Austin and President Joe Biden have repeatedly pledged to improve diversity in the US military — America’s largest employer — which is largely white and male at the top even though the lower ranks are diverse.
Austin has been a trailblazer for much of his professional career. As a lieutenant colonel, he became the first Black soldier to be named operations officer of the 82nd Airborne Division.
Austin was the first Black soldier to command both an infantry division and Army Corps in combat; the first Black officer to become vice chief of staff of the Army; and the first to lead US Central Command, overseeing US military forces in the Middle East.
“There is kind of a sad commentary here, and that is it shouldn’t have taken us this long to get here. There should have been someone who preceded me,” Austin said in a video posted on Twitter earlier this month.
Austin’s appointment as defense secretary required approval by Congress of a waiver because Austin, who retired in 2016, had not been out of uniform for seven years — the minimum required under a law meant to ensure civilian control of the military.
After approving the waiver on Thursday, the Senate voted overwhelmingly to confirm him on Friday in a 93-2 vote in the 100-member chamber.
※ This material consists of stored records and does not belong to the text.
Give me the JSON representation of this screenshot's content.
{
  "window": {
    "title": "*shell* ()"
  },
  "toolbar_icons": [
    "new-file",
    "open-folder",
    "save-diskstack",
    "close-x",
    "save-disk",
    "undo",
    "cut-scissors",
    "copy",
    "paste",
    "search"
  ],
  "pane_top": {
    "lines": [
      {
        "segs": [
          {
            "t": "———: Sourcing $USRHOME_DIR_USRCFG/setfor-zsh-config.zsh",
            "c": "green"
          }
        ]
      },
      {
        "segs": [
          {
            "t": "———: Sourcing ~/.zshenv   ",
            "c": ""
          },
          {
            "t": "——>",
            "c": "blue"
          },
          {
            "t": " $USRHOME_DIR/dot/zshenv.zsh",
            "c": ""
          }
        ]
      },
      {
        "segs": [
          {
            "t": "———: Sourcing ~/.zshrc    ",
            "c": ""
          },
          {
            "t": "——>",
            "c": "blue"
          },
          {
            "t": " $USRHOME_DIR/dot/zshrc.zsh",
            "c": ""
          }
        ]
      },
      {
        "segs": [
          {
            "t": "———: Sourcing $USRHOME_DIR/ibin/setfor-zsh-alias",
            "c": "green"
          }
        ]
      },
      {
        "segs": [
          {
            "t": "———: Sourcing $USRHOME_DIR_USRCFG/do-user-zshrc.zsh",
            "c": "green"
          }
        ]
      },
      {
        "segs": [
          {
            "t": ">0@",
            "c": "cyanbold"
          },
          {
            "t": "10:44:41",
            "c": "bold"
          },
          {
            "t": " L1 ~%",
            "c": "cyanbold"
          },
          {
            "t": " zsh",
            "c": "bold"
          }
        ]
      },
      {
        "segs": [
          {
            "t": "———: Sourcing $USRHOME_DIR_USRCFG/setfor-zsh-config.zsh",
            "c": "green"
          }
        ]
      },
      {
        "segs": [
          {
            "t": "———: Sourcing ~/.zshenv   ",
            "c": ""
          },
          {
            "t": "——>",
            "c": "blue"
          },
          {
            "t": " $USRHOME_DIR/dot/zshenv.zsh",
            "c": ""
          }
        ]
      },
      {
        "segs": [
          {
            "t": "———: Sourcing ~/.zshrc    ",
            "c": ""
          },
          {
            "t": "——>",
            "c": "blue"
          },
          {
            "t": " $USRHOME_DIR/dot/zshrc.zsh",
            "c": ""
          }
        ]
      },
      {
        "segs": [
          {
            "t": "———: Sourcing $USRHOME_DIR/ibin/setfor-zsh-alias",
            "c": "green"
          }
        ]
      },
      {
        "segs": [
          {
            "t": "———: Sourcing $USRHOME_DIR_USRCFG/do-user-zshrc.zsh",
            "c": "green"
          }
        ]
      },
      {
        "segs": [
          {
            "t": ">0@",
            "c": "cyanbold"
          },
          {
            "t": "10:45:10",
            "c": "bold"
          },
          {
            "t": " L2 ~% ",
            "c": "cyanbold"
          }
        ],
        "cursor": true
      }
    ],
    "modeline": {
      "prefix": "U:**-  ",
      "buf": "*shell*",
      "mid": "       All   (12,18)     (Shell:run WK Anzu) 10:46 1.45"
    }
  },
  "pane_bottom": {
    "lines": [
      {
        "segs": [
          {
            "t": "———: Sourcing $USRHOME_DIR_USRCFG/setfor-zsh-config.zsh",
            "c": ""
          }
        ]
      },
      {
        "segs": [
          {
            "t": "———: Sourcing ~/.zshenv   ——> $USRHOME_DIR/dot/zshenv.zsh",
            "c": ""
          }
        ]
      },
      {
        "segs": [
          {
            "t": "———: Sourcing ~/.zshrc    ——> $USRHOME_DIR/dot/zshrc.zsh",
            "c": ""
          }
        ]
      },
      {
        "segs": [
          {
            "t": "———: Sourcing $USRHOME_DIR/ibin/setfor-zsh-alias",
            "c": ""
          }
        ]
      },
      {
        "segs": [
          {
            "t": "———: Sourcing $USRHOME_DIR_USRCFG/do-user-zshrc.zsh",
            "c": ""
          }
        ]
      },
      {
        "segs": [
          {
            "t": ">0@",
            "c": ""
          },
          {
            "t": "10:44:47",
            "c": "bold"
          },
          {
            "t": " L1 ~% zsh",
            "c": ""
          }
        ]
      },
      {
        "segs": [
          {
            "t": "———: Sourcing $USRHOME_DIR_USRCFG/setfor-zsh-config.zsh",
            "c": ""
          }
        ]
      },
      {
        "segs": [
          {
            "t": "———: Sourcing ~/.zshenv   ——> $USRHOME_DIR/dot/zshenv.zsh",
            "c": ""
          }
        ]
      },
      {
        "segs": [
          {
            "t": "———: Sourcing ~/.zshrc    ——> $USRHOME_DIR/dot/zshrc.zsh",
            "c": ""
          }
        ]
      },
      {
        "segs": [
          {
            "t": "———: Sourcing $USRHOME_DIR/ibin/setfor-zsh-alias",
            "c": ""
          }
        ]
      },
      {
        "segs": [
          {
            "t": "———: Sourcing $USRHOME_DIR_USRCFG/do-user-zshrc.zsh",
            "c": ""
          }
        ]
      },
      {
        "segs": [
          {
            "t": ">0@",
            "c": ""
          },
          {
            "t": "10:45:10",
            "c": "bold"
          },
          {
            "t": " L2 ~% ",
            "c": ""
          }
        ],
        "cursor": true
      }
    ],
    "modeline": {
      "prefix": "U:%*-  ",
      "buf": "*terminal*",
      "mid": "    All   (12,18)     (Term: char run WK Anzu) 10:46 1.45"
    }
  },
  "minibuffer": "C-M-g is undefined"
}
Senator Tammy Duckworth, a former Army National Guard helicopter pilot who lost both legs when she was shot down in Iraq in 2004, voted in favor of confirming Austin, even after voting against the waiver over concerns about civilian control of the military.
“His confirmation is yet another historic step in his barrier-breaking career, and I look forward to working with Secretary Austin to protect our troops and safeguard our nation,” said Duckworth, who is Thai-American.